My first victim is my good friend and snowboard partner, Evette. Evette is about 5'1" and is in the market for her first real mountain bike, in other words the perfect candidate. We performed a bike fitting, adjusted the saddle height, swapped the stem to a shorter length, and sent Evette happily motoring to the singletrack.
While Evette is out riding I'll give all you number crunchers something to play with. This Trek Alpha 6500 ZX is part of Treks new line of female specific bikes called WSD which is comprised of 2 mountain and 2 road bikes all with the same basic design. The idea is to make a shorter top tube, weight tuned suspension, and shorter reach brake levers to accommodate a woman's anatomy. All four bikes use Trek's Alpha series aluminum and different levels of Shimano componentry. The 6500 ZX is the lower level mountain bike and uses an interesting hodge-podge of componentry, almost as if Trek picked up whatever happened to be lying around the warehouse floor. The component group is as follows:
|Shifters: ||Alivio 8 speed|
|Wheels: ||Bontrager labeled hubs and rims|
|Rear Der: ||99 LX|
|Frnt Der: ||Alivio|
|Brakes: ||no name levers and V-style arms (probably Tektro)|
|Saddle: ||Trek labeled women's specific|
|Tires: ||Bontrager Revolt/Jones|
|Fork: ||Rock Shox Judy C|
|Cranks: ||Alivio 170mm length|
|Seat post: ||no name|
|Stem: ||no name 120 mm 3degree rise|
|Price: ||$699.99 |
Our test bike was set up with a 16.5" frame made of either "Zero Excess Seamless Drawn" aluminum or "Alpha Custom Aluminum". Take your pick, I think they are the same thing. The thing that really stands out to me about this bike is the idea that it is built for a smaller rider. The brake levers are excellent with a close reach and fairly good control over the calipers. The fork is set up on the soft side for compression and not overly sprung on rebound: perfect for a lighter weight pilot.
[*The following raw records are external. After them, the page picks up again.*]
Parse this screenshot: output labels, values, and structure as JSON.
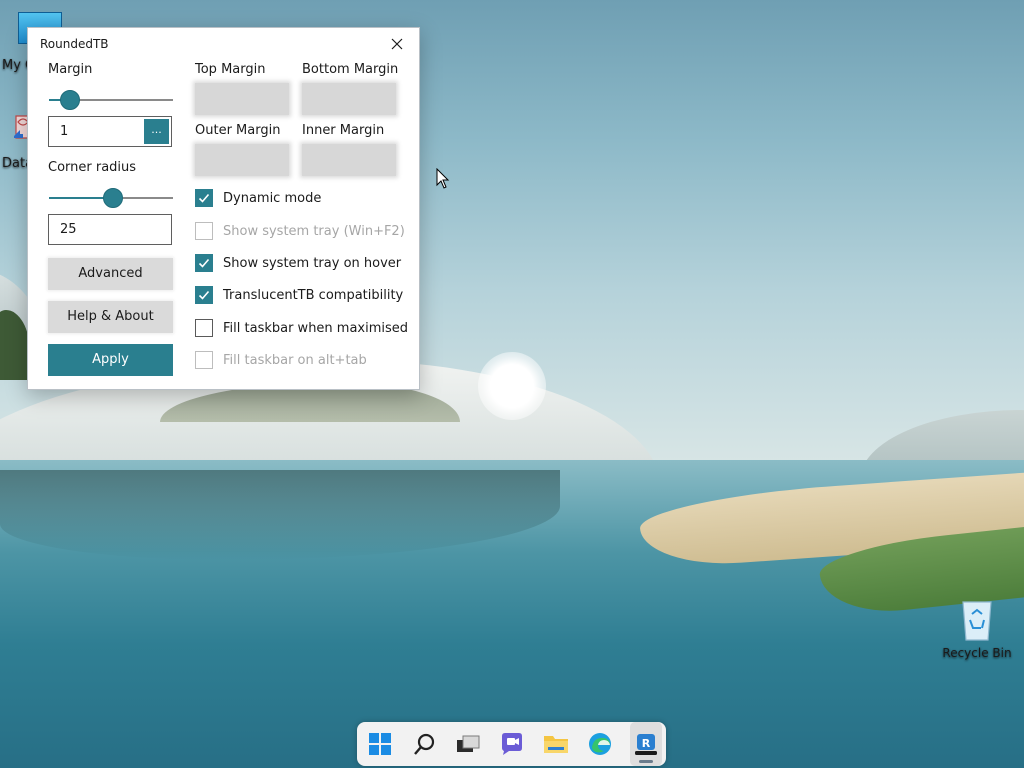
{
  "window": {
    "title": "RoundedTB",
    "close_icon": "close-icon"
  },
  "margin": {
    "label": "Margin",
    "slider_fraction": 0.11,
    "value": "1",
    "dots_label": "..."
  },
  "corner_radius": {
    "label": "Corner radius",
    "slider_fraction": 0.52,
    "value": "25"
  },
  "buttons": {
    "advanced": "Advanced",
    "help_about": "Help & About",
    "apply": "Apply"
  },
  "margins_grid": {
    "top": "Top Margin",
    "bottom": "Bottom Margin",
    "outer": "Outer Margin",
    "inner": "Inner Margin"
  },
  "options": [
    {
      "label": "Dynamic mode",
      "checked": true,
      "enabled": true
    },
    {
      "label": "Show system tray (Win+F2)",
      "checked": false,
      "enabled": false
    },
    {
      "label": "Show system tray on hover",
      "checked": true,
      "enabled": true
    },
    {
      "label": "TranslucentTB compatibility",
      "checked": true,
      "enabled": true
    },
    {
      "label": "Fill taskbar when maximised",
      "checked": false,
      "enabled": true
    },
    {
      "label": "Fill taskbar on alt+tab",
      "checked": false,
      "enabled": false
    }
  ],
  "desktop": {
    "icons": [
      {
        "name": "My C",
        "icon": "computer-icon"
      },
      {
        "name": "Data",
        "icon": "shortcut-icon"
      },
      {
        "name": "Recycle Bin",
        "icon": "recycle-bin-icon"
      }
    ]
  },
  "taskbar": {
    "items": [
      "start-icon",
      "search-icon",
      "task-view-icon",
      "chat-icon",
      "file-explorer-icon",
      "edge-icon",
      "roundedtb-icon"
    ],
    "colors": {
      "accent": "#2a7f8f",
      "start": "#1b8ce4",
      "folder": "#f4c542",
      "edge": "#1ca0e0"
    }
  }
}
The saddle is comfortable, as are the grips. But, here come the gripes. The stock stem is way too long for the torso length of the ideal rider for this size frame. This is an easy change, but a problem nonetheless. And the biggest problem of all is the weight. This little-bitty bike weighs in at over 27-1/2 lbs.!!! For a woman that is approximately 5'1 - 5'4' this bike would be over a quarter of their body weight! The Trek 6500 ZX is to heavy for a serious racing machine, but still makes it an ideal bike for the recreational and weekend warrior class rider.
After extensive post-ride interrogation here is what Evette had to say about the Trek 6500 ZX: "Zippy", "quick handling", and "responsive" comprised the gist of her experience. The overall layout of the cockpit was excellent for Evette's smaller hands and shorter torso. The bike flowed smoothly through the singletrack with the Rock Shox Judy C doing exactly what is expected of it: absorbing bumps and softening the ride. The shifting was your typically superb Shimano. The frame itself was very precise steering and the power to the pedal was immediate. In other words, Evette loved the ride of the Trek 6500 ZX.
After Evette, I passed the bike off to a few more women to try out the bike built specifically for them. One by one, they each came back with similar reviews and similar grins. The quick and responsive frame was a big hit as were the brake levers. "Finally brake levers I can reach." responded one rider.
So the final question is "Should I buy one?" Well the answer to that question depends on what kind of riding you plan on doing. For the average trail rider this is a great choice. At $699 the components are solid performers without any fluff. For the racer this bike would be too heavy and the components wouldn't last more than half a season of the heavy abuse racing dishes out. Racers should look more closely at the Trek 8000, the higher end women's specific model. Overall the Trek 6500 ZX is a huge step in the right direction for women's cycling and proper fit for female cyclists.